Government to Press on With Porn Age Verification Despite Admitting Flaws in Policy

The government has renewed its commitment to implementing an age verification system for porn sites, with the aim of safeguarding children on the internet.

At the same time, it has acknowledged that its plans to do so are flawed and numerous parties, including the UN, have raised concerns over the system.

Digital minister Matt Hancock signed off an impact assessment study of the plans, which form the new Digital Economy Act and would see ISPs forced to block sites that do not comply. The impact assessment brought up several major issues including but by no means limited to: concerns that adults would be deterred from consuming certain kinds of content; worries about privacy, should affected sites be hacked or spoof sites request users’ personal details; reputational risks that the government would face over accusations of censorship.

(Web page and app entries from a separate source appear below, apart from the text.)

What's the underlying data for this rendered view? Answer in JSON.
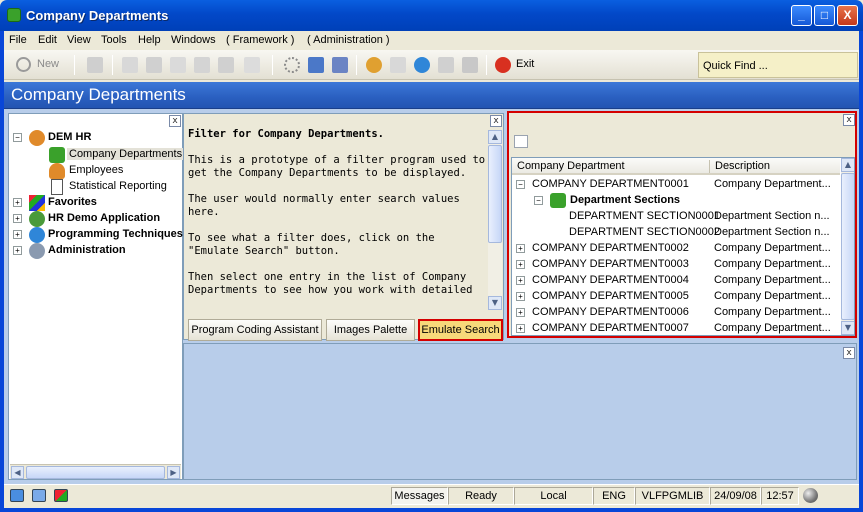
{
  "window": {
    "title": "Company Departments",
    "minimize": "_",
    "maximize": "□",
    "close": "X"
  },
  "menu": [
    "File",
    "Edit",
    "View",
    "Tools",
    "Help",
    "Windows",
    "( Framework )",
    "( Administration )"
  ],
  "toolbar": {
    "new_label": "New",
    "exit_label": "Exit",
    "quickfind": "Quick Find ..."
  },
  "header": {
    "title": "Company Departments"
  },
  "tree": {
    "close": "x",
    "items": [
      {
        "label": "DEM HR",
        "expander": "−",
        "icon": "people-group-icon"
      },
      {
        "label": "Company Departments",
        "icon": "puzzle-icon"
      },
      {
        "label": "Employees",
        "icon": "person-icon"
      },
      {
        "label": "Statistical Reporting",
        "icon": "document-icon"
      },
      {
        "label": "Favorites",
        "expander": "+",
        "icon": "favorites-icon"
      },
      {
        "label": "HR Demo Application",
        "expander": "+",
        "icon": "people-group-icon"
      },
      {
        "label": "Programming Techniques",
        "expander": "+",
        "icon": "gear-icon"
      },
      {
        "label": "Administration",
        "expander": "+",
        "icon": "admin-icon"
      }
    ]
  },
  "filter": {
    "close": "x",
    "title": "Filter for Company Departments.",
    "paragraphs": [
      "This is a prototype of a filter program used to get the Company Departments to be displayed.",
      "The user would normally enter search values here.",
      "To see what a filter does, click on the \"Emulate Search\" button.",
      "Then select one entry in the list of Company Departments to see how you work with detailed"
    ],
    "buttons": {
      "coding_assistant": "Program Coding Assistant",
      "images_palette": "Images Palette",
      "emulate_search": "Emulate Search"
    }
  },
  "grid": {
    "close": "x",
    "columns": [
      "Company Department",
      "Description"
    ],
    "rows": [
      {
        "dept": "COMPANY DEPARTMENT0001",
        "desc": "Company Department...",
        "expander": "−"
      },
      {
        "dept": "Department Sections",
        "desc": "",
        "expander": "−",
        "group": true
      },
      {
        "dept": "DEPARTMENT SECTION0001",
        "desc": "Department Section n..."
      },
      {
        "dept": "DEPARTMENT SECTION0002",
        "desc": "Department Section n..."
      },
      {
        "dept": "COMPANY DEPARTMENT0002",
        "desc": "Company Department...",
        "expander": "+"
      },
      {
        "dept": "COMPANY DEPARTMENT0003",
        "desc": "Company Department...",
        "expander": "+"
      },
      {
        "dept": "COMPANY DEPARTMENT0004",
        "desc": "Company Department...",
        "expander": "+"
      },
      {
        "dept": "COMPANY DEPARTMENT0005",
        "desc": "Company Department...",
        "expander": "+"
      },
      {
        "dept": "COMPANY DEPARTMENT0006",
        "desc": "Company Department...",
        "expander": "+"
      },
      {
        "dept": "COMPANY DEPARTMENT0007",
        "desc": "Company Department...",
        "expander": "+"
      }
    ]
  },
  "bottom": {
    "close": "x"
  },
  "status": {
    "messages": "Messages",
    "state": "Ready",
    "location": "Local",
    "lang": "ENG",
    "library": "VLFPGMLIB",
    "date": "24/09/08",
    "time": "12:57"
  },
  "colors": {
    "accent": "#2A5FC0",
    "highlight": "#D40000",
    "emulate_bg": "#F7D97A"
  }
}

In addition to identifying these risks, the impact assessment has identified several costs associated with the plan. Establishing a new regulator to ensure that ISPs comply with the new legislation is expected to cost somewhere between £1-7.9 million. The cost to ISPs to block websites which do not have age verification systems in place is estimated to fall somewhere between £100,000 and £500,000. Concerns were raised over the ability of smaller ISPs to bear the brunt of such costs.

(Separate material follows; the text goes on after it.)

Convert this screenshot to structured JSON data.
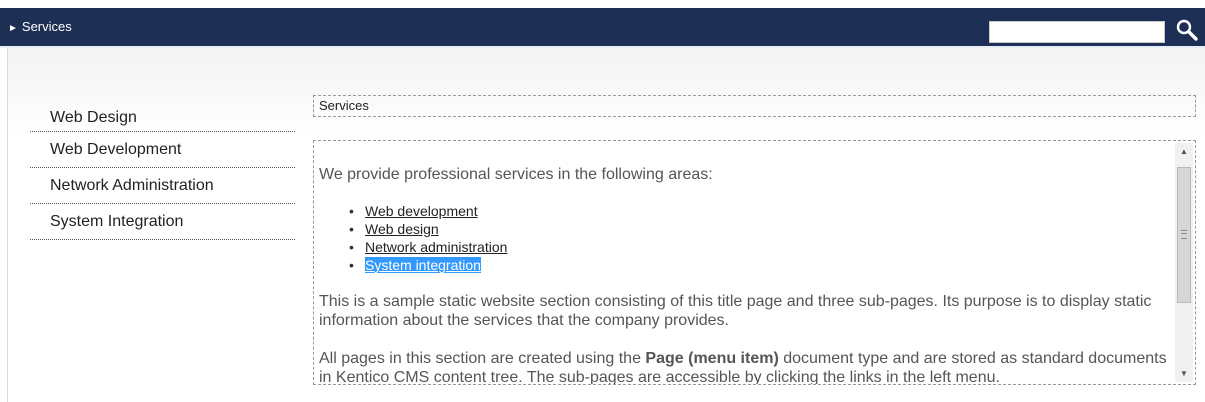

Commenting on the UK’s plan, the UN has warned that the proposed system lacks ‘data sharing safeguards’. Age verification systems can be fooled incredibly easily by simply lying about your age, and therefore reliable age verification is only possible if people provide personal data. You only need to look as far as the hugely damaging high profile hack of the adult dating website Ashley Madison to see how problematic it could potentially be to force people to share their personal data with adult websites in the event of a leak.

Some people are welcoming the approach that the government is taking regardless, as it will no doubt safeguard children on the internet and make it less likely they will be exposed to adult material. However, others say that the move is an unnecessary step, as it will place undue inconvenience on many adults who enjoy watching porn, and may have concerns over the privacy of their data and porn viewing habits being exposed.

Furthermore, many see the parental control features offered by various ISPs at being adequate at shielding children from adult material, and with the government’s approach being heavy handed and unnecessary in addition to these measures.